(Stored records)
▼

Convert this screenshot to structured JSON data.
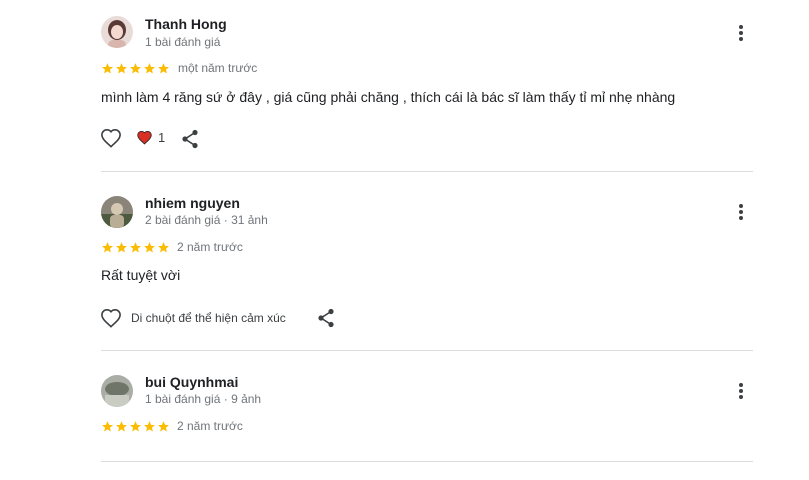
{
  "colors": {
    "star": "#fbbc04",
    "heart_filled": "#d93025",
    "text_secondary": "#70757a",
    "divider": "#dadce0"
  },
  "reviews": [
    {
      "author": "Thanh Hong",
      "meta": "1 bài đánh giá",
      "rating": 5,
      "time": "một năm trước",
      "text": "mình làm 4 răng sứ ở đây , giá cũng phải chăng , thích cái là bác sĩ làm thấy tỉ mỉ nhẹ nhàng",
      "like_count": "1",
      "icons": [
        "heart-outline-icon",
        "heart-filled-icon",
        "share-icon",
        "more-vert-icon"
      ]
    },
    {
      "author": "nhiem nguyen",
      "meta": "2 bài đánh giá · 31 ảnh",
      "rating": 5,
      "time": "2 năm trước",
      "text": "Rất tuyệt vời",
      "reaction_hint": "Di chuột để thể hiện cảm xúc",
      "icons": [
        "heart-outline-icon",
        "share-icon",
        "more-vert-icon"
      ]
    },
    {
      "author": "bui Quynhmai",
      "meta": "1 bài đánh giá · 9 ảnh",
      "rating": 5,
      "time": "2 năm trước",
      "icons": [
        "more-vert-icon"
      ]
    }
  ]
}
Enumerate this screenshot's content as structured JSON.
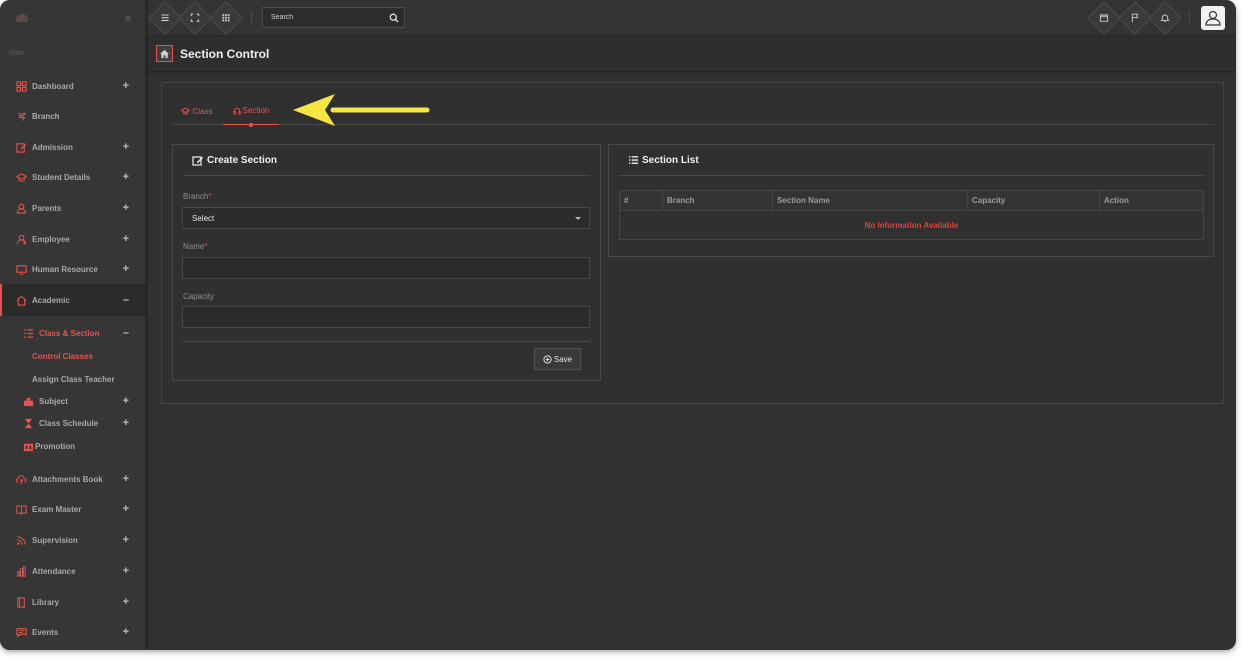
{
  "sidebar": {
    "section_label": "Main",
    "items": [
      {
        "label": "Dashboard",
        "icon": "dashboard-icon",
        "expandable": true
      },
      {
        "label": "Branch",
        "icon": "branch-icon",
        "expandable": false
      },
      {
        "label": "Admission",
        "icon": "edit-icon",
        "expandable": true
      },
      {
        "label": "Student Details",
        "icon": "graduation-cap-icon",
        "expandable": true
      },
      {
        "label": "Parents",
        "icon": "user-icon",
        "expandable": true
      },
      {
        "label": "Employee",
        "icon": "employee-icon",
        "expandable": true
      },
      {
        "label": "Human Resource",
        "icon": "monitor-icon",
        "expandable": true
      },
      {
        "label": "Academic",
        "icon": "home-icon",
        "expandable": true,
        "expanded": true
      },
      {
        "label": "Attachments Book",
        "icon": "cloud-upload-icon",
        "expandable": true
      },
      {
        "label": "Exam Master",
        "icon": "book-icon",
        "expandable": true
      },
      {
        "label": "Supervision",
        "icon": "rss-icon",
        "expandable": true
      },
      {
        "label": "Attendance",
        "icon": "chart-icon",
        "expandable": true
      },
      {
        "label": "Library",
        "icon": "library-icon",
        "expandable": true
      },
      {
        "label": "Events",
        "icon": "chat-icon",
        "expandable": true
      }
    ],
    "academic_sub": {
      "class_section": "Class & Section",
      "control_classes": "Control Classes",
      "assign_class_teacher": "Assign Class Teacher",
      "subject": "Subject",
      "class_schedule": "Class Schedule",
      "promotion": "Promotion"
    },
    "expand_symbol": "+",
    "collapse_symbol": "–"
  },
  "topbar": {
    "search_placeholder": "Search"
  },
  "page": {
    "title": "Section Control"
  },
  "tabs": [
    {
      "label": "Class",
      "active": false
    },
    {
      "label": "Section",
      "active": true
    }
  ],
  "create_section": {
    "title": "Create Section",
    "branch_label": "Branch",
    "branch_value": "Select",
    "name_label": "Name",
    "capacity_label": "Capacity",
    "required_mark": "*",
    "save_label": "Save"
  },
  "section_list": {
    "title": "Section List",
    "columns": [
      "#",
      "Branch",
      "Section Name",
      "Capacity",
      "Action"
    ],
    "empty_message": "No Information Available"
  },
  "colors": {
    "accent": "#e8534f",
    "annotation_arrow": "#f5e642",
    "background": "#313131"
  }
}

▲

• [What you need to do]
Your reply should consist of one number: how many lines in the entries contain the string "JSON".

• [Exercise result]
2